(Data records for software interfaces)
_ _ _ _
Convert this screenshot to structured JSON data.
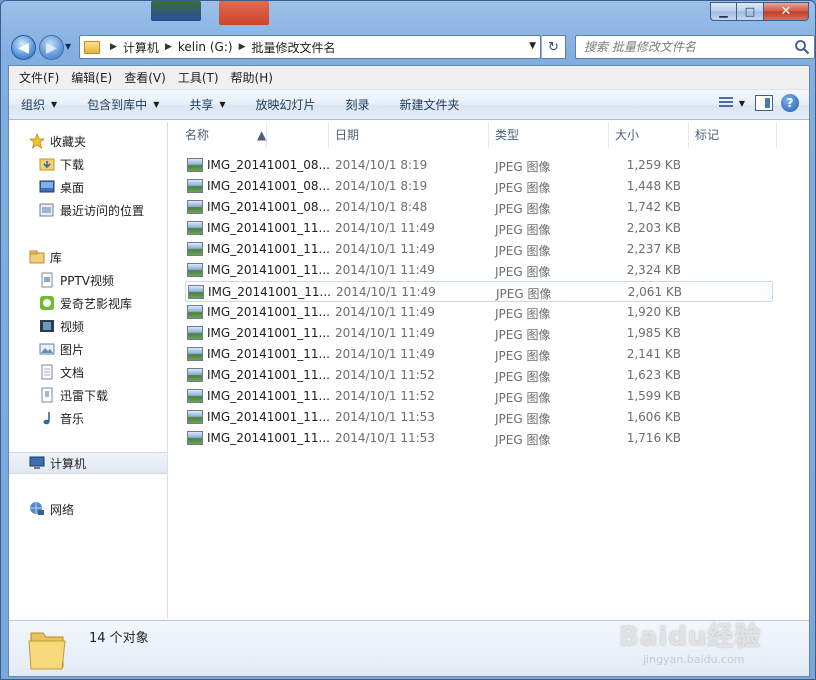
{
  "window": {
    "buttons": {
      "minimize": "▁",
      "maximize": "□",
      "close": "✕"
    }
  },
  "navigation": {
    "breadcrumb": [
      "计算机",
      "kelin (G:)",
      "批量修改文件名"
    ]
  },
  "search": {
    "placeholder": "搜索 批量修改文件名"
  },
  "menubar": {
    "items": [
      "文件(F)",
      "编辑(E)",
      "查看(V)",
      "工具(T)",
      "帮助(H)"
    ]
  },
  "commandbar": {
    "organize": "组织",
    "include_library": "包含到库中",
    "share": "共享",
    "slideshow": "放映幻灯片",
    "burn": "刻录",
    "new_folder": "新建文件夹"
  },
  "sidebar": {
    "favorites": {
      "label": "收藏夹",
      "items": [
        "下载",
        "桌面",
        "最近访问的位置"
      ]
    },
    "libraries": {
      "label": "库",
      "items": [
        "PPTV视频",
        "爱奇艺影视库",
        "视频",
        "图片",
        "文档",
        "迅雷下载",
        "音乐"
      ]
    },
    "computer": "计算机",
    "network": "网络"
  },
  "columns": {
    "name": "名称",
    "date": "日期",
    "type": "类型",
    "size": "大小",
    "tags": "标记"
  },
  "files": [
    {
      "name": "IMG_20141001_08...",
      "date": "2014/10/1 8:19",
      "type": "JPEG 图像",
      "size": "1,259 KB"
    },
    {
      "name": "IMG_20141001_08...",
      "date": "2014/10/1 8:19",
      "type": "JPEG 图像",
      "size": "1,448 KB"
    },
    {
      "name": "IMG_20141001_08...",
      "date": "2014/10/1 8:48",
      "type": "JPEG 图像",
      "size": "1,742 KB"
    },
    {
      "name": "IMG_20141001_11...",
      "date": "2014/10/1 11:49",
      "type": "JPEG 图像",
      "size": "2,203 KB"
    },
    {
      "name": "IMG_20141001_11...",
      "date": "2014/10/1 11:49",
      "type": "JPEG 图像",
      "size": "2,237 KB"
    },
    {
      "name": "IMG_20141001_11...",
      "date": "2014/10/1 11:49",
      "type": "JPEG 图像",
      "size": "2,324 KB"
    },
    {
      "name": "IMG_20141001_11...",
      "date": "2014/10/1 11:49",
      "type": "JPEG 图像",
      "size": "2,061 KB"
    },
    {
      "name": "IMG_20141001_11...",
      "date": "2014/10/1 11:49",
      "type": "JPEG 图像",
      "size": "1,920 KB"
    },
    {
      "name": "IMG_20141001_11...",
      "date": "2014/10/1 11:49",
      "type": "JPEG 图像",
      "size": "1,985 KB"
    },
    {
      "name": "IMG_20141001_11...",
      "date": "2014/10/1 11:49",
      "type": "JPEG 图像",
      "size": "2,141 KB"
    },
    {
      "name": "IMG_20141001_11...",
      "date": "2014/10/1 11:52",
      "type": "JPEG 图像",
      "size": "1,623 KB"
    },
    {
      "name": "IMG_20141001_11...",
      "date": "2014/10/1 11:52",
      "type": "JPEG 图像",
      "size": "1,599 KB"
    },
    {
      "name": "IMG_20141001_11...",
      "date": "2014/10/1 11:53",
      "type": "JPEG 图像",
      "size": "1,606 KB"
    },
    {
      "name": "IMG_20141001_11...",
      "date": "2014/10/1 11:53",
      "type": "JPEG 图像",
      "size": "1,716 KB"
    }
  ],
  "details": {
    "count": "14 个对象"
  },
  "watermark": {
    "brand": "Baidu经验",
    "url": "jingyan.baidu.com"
  },
  "colors": {
    "frame": "#7aa6da",
    "accent": "#1e395b",
    "selected_row": "#c9d9ee"
  }
}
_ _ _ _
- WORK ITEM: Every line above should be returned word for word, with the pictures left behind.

- ANSWER BOX:
Convert this screenshot to structured JSON data.
{
  "window": {
    "buttons": {
      "minimize": "▁",
      "maximize": "□",
      "close": "✕"
    }
  },
  "navigation": {
    "breadcrumb": [
      "计算机",
      "kelin (G:)",
      "批量修改文件名"
    ]
  },
  "search": {
    "placeholder": "搜索 批量修改文件名"
  },
  "menubar": {
    "items": [
      "文件(F)",
      "编辑(E)",
      "查看(V)",
      "工具(T)",
      "帮助(H)"
    ]
  },
  "commandbar": {
    "organize": "组织",
    "include_library": "包含到库中",
    "share": "共享",
    "slideshow": "放映幻灯片",
    "burn": "刻录",
    "new_folder": "新建文件夹"
  },
  "sidebar": {
    "favorites": {
      "label": "收藏夹",
      "items": [
        "下载",
        "桌面",
        "最近访问的位置"
      ]
    },
    "libraries": {
      "label": "库",
      "items": [
        "PPTV视频",
        "爱奇艺影视库",
        "视频",
        "图片",
        "文档",
        "迅雷下载",
        "音乐"
      ]
    },
    "computer": "计算机",
    "network": "网络"
  },
  "columns": {
    "name": "名称",
    "date": "日期",
    "type": "类型",
    "size": "大小",
    "tags": "标记"
  },
  "files": [
    {
      "name": "IMG_20141001_08...",
      "date": "2014/10/1 8:19",
      "type": "JPEG 图像",
      "size": "1,259 KB"
    },
    {
      "name": "IMG_20141001_08...",
      "date": "2014/10/1 8:19",
      "type": "JPEG 图像",
      "size": "1,448 KB"
    },
    {
      "name": "IMG_20141001_08...",
      "date": "2014/10/1 8:48",
      "type": "JPEG 图像",
      "size": "1,742 KB"
    },
    {
      "name": "IMG_20141001_11...",
      "date": "2014/10/1 11:49",
      "type": "JPEG 图像",
      "size": "2,203 KB"
    },
    {
      "name": "IMG_20141001_11...",
      "date": "2014/10/1 11:49",
      "type": "JPEG 图像",
      "size": "2,237 KB"
    },
    {
      "name": "IMG_20141001_11...",
      "date": "2014/10/1 11:49",
      "type": "JPEG 图像",
      "size": "2,324 KB"
    },
    {
      "name": "IMG_20141001_11...",
      "date": "2014/10/1 11:49",
      "type": "JPEG 图像",
      "size": "2,061 KB"
    },
    {
      "name": "IMG_20141001_11...",
      "date": "2014/10/1 11:49",
      "type": "JPEG 图像",
      "size": "1,920 KB"
    },
    {
      "name": "IMG_20141001_11...",
      "date": "2014/10/1 11:49",
      "type": "JPEG 图像",
      "size": "1,985 KB"
    },
    {
      "name": "IMG_20141001_11...",
      "date": "2014/10/1 11:49",
      "type": "JPEG 图像",
      "size": "2,141 KB"
    },
    {
      "name": "IMG_20141001_11...",
      "date": "2014/10/1 11:52",
      "type": "JPEG 图像",
      "size": "1,623 KB"
    },
    {
      "name": "IMG_20141001_11...",
      "date": "2014/10/1 11:52",
      "type": "JPEG 图像",
      "size": "1,599 KB"
    },
    {
      "name": "IMG_20141001_11...",
      "date": "2014/10/1 11:53",
      "type": "JPEG 图像",
      "size": "1,606 KB"
    },
    {
      "name": "IMG_20141001_11...",
      "date": "2014/10/1 11:53",
      "type": "JPEG 图像",
      "size": "1,716 KB"
    }
  ],
  "details": {
    "count": "14 个对象"
  },
  "watermark": {
    "brand": "Baidu经验",
    "url": "jingyan.baidu.com"
  },
  "colors": {
    "frame": "#7aa6da",
    "accent": "#1e395b",
    "selected_row": "#c9d9ee"
  }
}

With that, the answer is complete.